==== ENTRIES SUPPLIED ====

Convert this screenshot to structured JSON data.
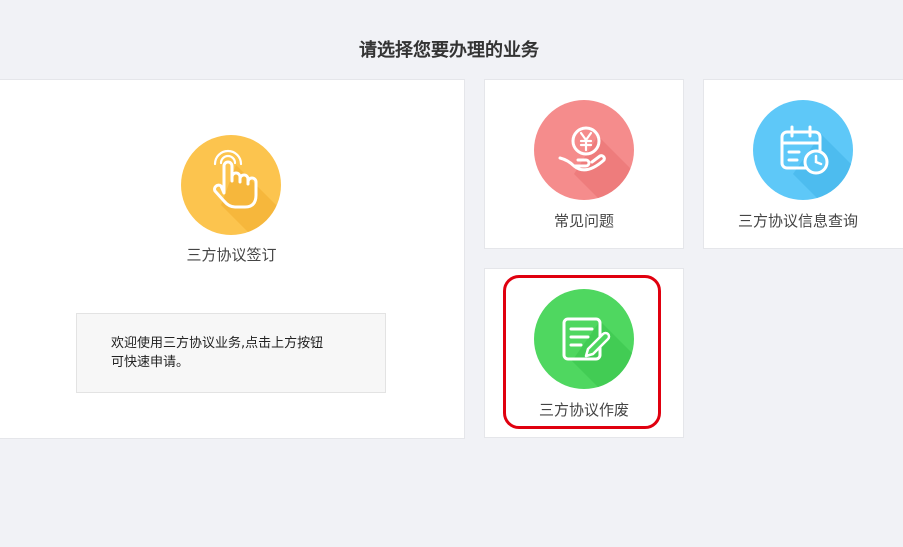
{
  "page": {
    "title": "请选择您要办理的业务"
  },
  "cards": {
    "sign": {
      "label": "三方协议签订",
      "icon": "hand-pointer-icon",
      "color": "#fcc44e"
    },
    "faq": {
      "label": "常见问题",
      "icon": "yuan-hand-icon",
      "color": "#f58c8c"
    },
    "query": {
      "label": "三方协议信息查询",
      "icon": "calendar-clock-icon",
      "color": "#5ec8f8"
    },
    "void": {
      "label": "三方协议作废",
      "icon": "document-edit-icon",
      "color": "#4fd760"
    }
  },
  "notice": {
    "line1": "欢迎使用三方协议业务,点击上方按钮",
    "line2": "可快速申请。"
  },
  "highlight": {
    "color": "#e0000f"
  }
}
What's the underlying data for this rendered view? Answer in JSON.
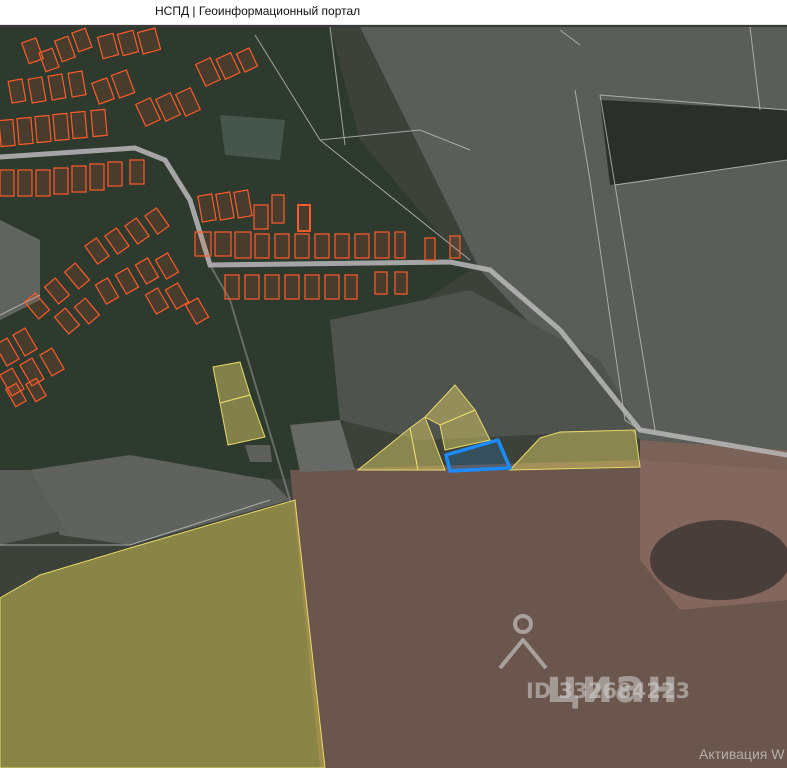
{
  "header": {
    "title": "НСПД | Геоинформационный портал"
  },
  "watermark": {
    "brand": "циан",
    "id_text": "ID 332684223"
  },
  "system_notice": {
    "text": "Активация W"
  },
  "colors": {
    "building_outline": "#ff5a2a",
    "parcel_fill": "#e8d96a",
    "selected_parcel": "#1a8cff",
    "road": "#b9b9b9"
  }
}
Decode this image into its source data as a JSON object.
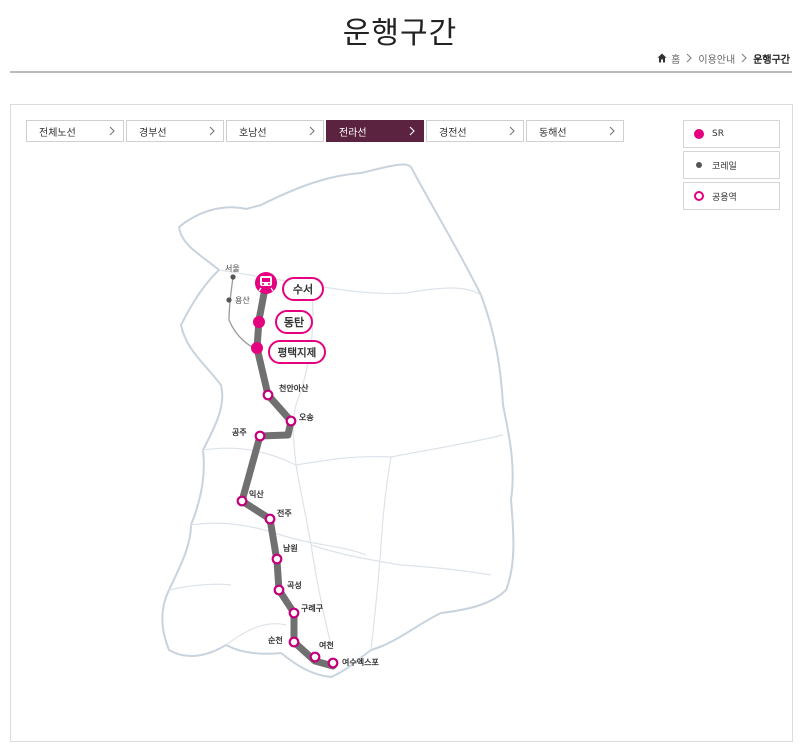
{
  "header": {
    "title": "운행구간",
    "breadcrumb": [
      "홈",
      "이용안내",
      "운행구간"
    ]
  },
  "tabs": [
    {
      "label": "전체노선",
      "active": false
    },
    {
      "label": "경부선",
      "active": false
    },
    {
      "label": "호남선",
      "active": false
    },
    {
      "label": "전라선",
      "active": true
    },
    {
      "label": "경전선",
      "active": false
    },
    {
      "label": "동해선",
      "active": false
    }
  ],
  "legend": [
    {
      "label": "SR",
      "type": "sr"
    },
    {
      "label": "코레일",
      "type": "korail"
    },
    {
      "label": "공용역",
      "type": "shared"
    }
  ],
  "colors": {
    "accent": "#e4007f",
    "active_tab": "#5b2340",
    "route": "#707070",
    "korail": "#555555",
    "map_outline": "#c9d3dd"
  },
  "map": {
    "korail_origin": [
      "서울",
      "용산"
    ],
    "sr_stations": [
      "수서",
      "동탄",
      "평택지제"
    ],
    "shared_stations": [
      "천안아산",
      "오송",
      "공주",
      "익산",
      "전주",
      "남원",
      "곡성",
      "구례구",
      "순천",
      "여천",
      "여수엑스포"
    ]
  }
}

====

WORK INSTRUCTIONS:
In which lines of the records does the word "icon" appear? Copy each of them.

TASK RESULT:
      "icon": "hand-pointer-icon",
      "icon": "yuan-hand-icon",
      "icon": "calendar-clock-icon",
      "icon": "document-edit-icon",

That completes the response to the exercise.